As the kids step off the bus and into Camp Simcha, smiles stretch across their faces at the sight of 200 girls singing and dancing around them. Me, I’m trying not to cry as I cheer and clap with everyone else greeting the kids. Illness has aged these children, and the pain they’ve endured has made them wise beyond their years. Some campers return looking healthier; their hair has grown back and there’s more bounce in their step. With a heavy heart, I notice that others have taken a turn for the worse: the cancer’s spread, the body’s deteriorating. Regardless of how they feel physically, the anticipation for these two weeks of magic is palpable.

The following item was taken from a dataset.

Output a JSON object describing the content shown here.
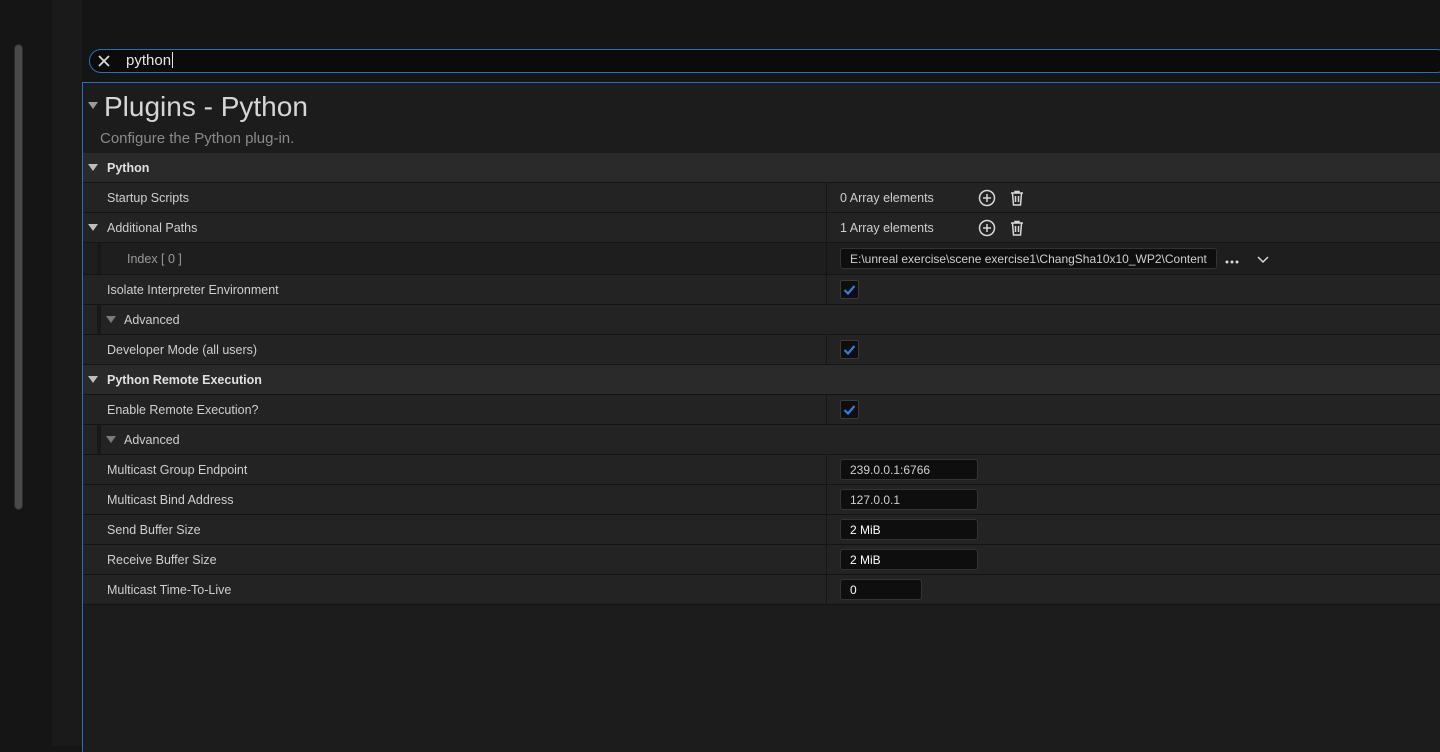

Camp Simcha and Camp Simcha Special serve kids with cancer and chronic illness respectively, and life at home for these kids is anything but magical. A year of medical and emotional turmoil takes its toll on the children as well as their families. Camp Simcha provides respite for families so that they can re-charge their batteries for whatever comes next. At camp, kids participate in awesome activities adapted to foster inclusion and maximize fun. The staff to camper ratio is an impressive 2:1. A highly skilled medical team of pediatric oncologists, nurses, EMTs, therapists, and pharmacists assures a safe and healthy camp experience for even the most medically fragile. But most importantly, kids get what they really need: an infusion of Simcha.
Here there are no wheelchairs, no g-tubes, and no prosthetics; just souls. One night, the camp was playing a giant round of “Simon Says” when eight-year-old Rachel started crying. Sarah, a wheelchair-bound camper, rolled up to her and asked what was wrong. “Simon said clap your hands, and I don’t have any,” sobbed Rachel. “Oh, don’t worry,” Sarah consoled her, “we can be a team! I’ll be your hands, and you’ll be my feet.” And with that, Rachel was back in the game with a smile on her face.

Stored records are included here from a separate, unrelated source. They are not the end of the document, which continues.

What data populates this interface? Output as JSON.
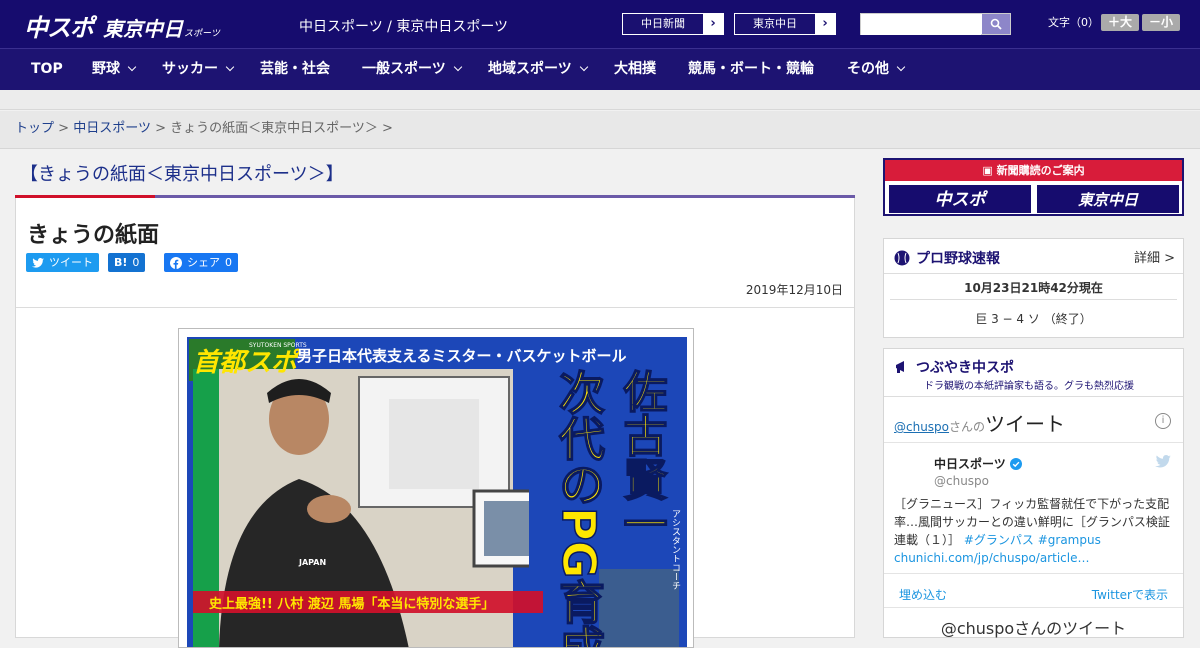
{
  "header": {
    "logo_main": "中スポ",
    "logo_tokyo": "東京中日",
    "logo_sub": "スポーツ",
    "site_name": "中日スポーツ / 東京中日スポーツ",
    "paper_links": [
      "中日新聞",
      "東京中日"
    ],
    "search_placeholder": "",
    "font_label": "文字（0）",
    "font_bigger": "＋大",
    "font_smaller": "－小"
  },
  "nav": {
    "items": [
      {
        "label": "TOP",
        "dropdown": false
      },
      {
        "label": "野球",
        "dropdown": true
      },
      {
        "label": "サッカー",
        "dropdown": true
      },
      {
        "label": "芸能・社会",
        "dropdown": false
      },
      {
        "label": "一般スポーツ",
        "dropdown": true
      },
      {
        "label": "地域スポーツ",
        "dropdown": true
      },
      {
        "label": "大相撲",
        "dropdown": false
      },
      {
        "label": "競馬・ボート・競輪",
        "dropdown": false
      },
      {
        "label": "その他",
        "dropdown": true
      }
    ]
  },
  "breadcrumb": {
    "top": "トップ",
    "sep": ">",
    "chunichi": "中日スポーツ",
    "current": "きょうの紙面＜東京中日スポーツ＞ >"
  },
  "main": {
    "page_heading": "【きょうの紙面＜東京中日スポーツ＞】",
    "article_title": "きょうの紙面",
    "share": {
      "tweet": "ツイート",
      "hatena_count": "0",
      "facebook": "シェア",
      "facebook_count": "0"
    },
    "date": "2019年12月10日",
    "paper": {
      "masthead": "首都スポ",
      "masthead_en": "SYUTOKEN SPORTS",
      "headline_top": "男子日本代表支えるミスター・バスケットボール",
      "headline_name": "佐古賢一",
      "headline_main": "次代のPG育成",
      "headline_sub": "アシスタントコーチ",
      "bottom_text": "史上最強!! 八村 渡辺 馬場「本当に特別な選手」",
      "shirt_text": "JAPAN"
    }
  },
  "sidebar": {
    "subscribe_label": "新聞購読のご案内",
    "subscribe_logos": [
      "中スポ",
      "東京中日"
    ],
    "baseball": {
      "title": "プロ野球速報",
      "detail": "詳細 >",
      "timestamp": "10月23日21時42分現在",
      "score": "巨 3 − 4 ソ （終了）"
    },
    "tweets": {
      "title": "つぶやき中スポ",
      "subtitle": "ドラ観戦の本紙評論家も語る。グラも熱烈応援",
      "account_link": "@chuspo",
      "account_suffix": "さんの",
      "header_big": "ツイート",
      "author": "中日スポーツ",
      "handle": "@chuspo",
      "body": "［グラニュース］フィッカ監督就任で下がった支配率…風間サッカーとの違い鮮明に［グランパス検証連載（１）］",
      "hashtags": "#グランパス #grampus",
      "link": "chunichi.com/jp/chuspo/article…",
      "embed": "埋め込む",
      "view_on_twitter": "Twitterで表示",
      "footer": "@chuspoさんのツイート"
    }
  },
  "colors": {
    "header_bg": "#160c6e",
    "nav_bg": "#1d1372",
    "accent_red": "#d0102a",
    "link_blue": "#1e3f8c"
  }
}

More than the dedicated counselors and support staff, it’s the kids who really look out for each other here. Campers give each other rides on their wheelchairs and help their friends up the hill. “I feel so bad for Shira,” one camper with Spina Bifida told me. “She has it so much harder than me because she’s blind. I wish I could make her see. ”
As they run from one workshop to the next, splash in the pool, and sing their hearts out on stage, a piece of their childhood is restored. It’s been six years since I first came as a volunteer to Camp Simcha, and yet the camp never ceases to amaze me. A few years ago, Chassidic camper Rochie had just started chemotherapy. Her hair- something of great importance to every teenage girl- had started falling out in clumps. Instead of becoming depressed, Rochie decided she wanted an upsherin, the chasidic celebration in which 3-year old boys get their first haircut. In true Camp Simcha fashion, Rochie’s hair loss was transformed into a major festivity as every staff member took a snip of Rochie’s hair amid great cheer and laughter. Rochie’s been back to camp since then- thank G-d with a full head of curly hair- but now she looks back on the night she lost her hair with a smile.
The resilience, the courage, and most importantly, the compassion that these kids show…well, sometimes I think the campers are giving me more than I give them. In appreciation for six life-changing years at Camp Simcha, I’ve decided to run the Miami Half-Marathon. I’ll be running in honor of an extraordinary camper, Maya. When I met Maya at camp this summer, I was instantly drawn to her. Her sweetness and spunk is infectious. Although it takes her longer than most to hop, skip, and jump, she’s always quick to smile. Watching Maya bounce from a concert to a helicopter ride to a candle-making workshop, one could easily forget her extraordinary journey.
At three, Maya was diagnosed with Pilomyxoid Astrocytoma, a rare brain cancer. She had a golf-ball-sized brain tumor and four down her spine; the prognosis was grim. Maya’s parents were told her chances of survival were minimal and prepared to say goodbye. Meanwhile, she was started on a two and half year course of chemotherapy. Six months into her treatment, the unimaginable happened- her tumors began to shrink.
It was a long, arduous journey, but Maya’s now 11. She’s had an operation every year since diagnosis and has an ongoing seizure disorder. Maya and her family are still dealing with significant neurological issues. Despite her difficulties and the enormous amount of school that she misses each year, she has just entered middle school (amazingly, at grade level). Her mom says Maya is a miracle, and she’s right.
Please help me keep miracles like Maya’s going at Camp Simcha by sponsoring me as I run for Team Lifeline. I’ve experienced the magic of Camp Simcha firsthand, and it’s worth every mile.
Donate today by visiting – www.teamlifeline.org/my/60176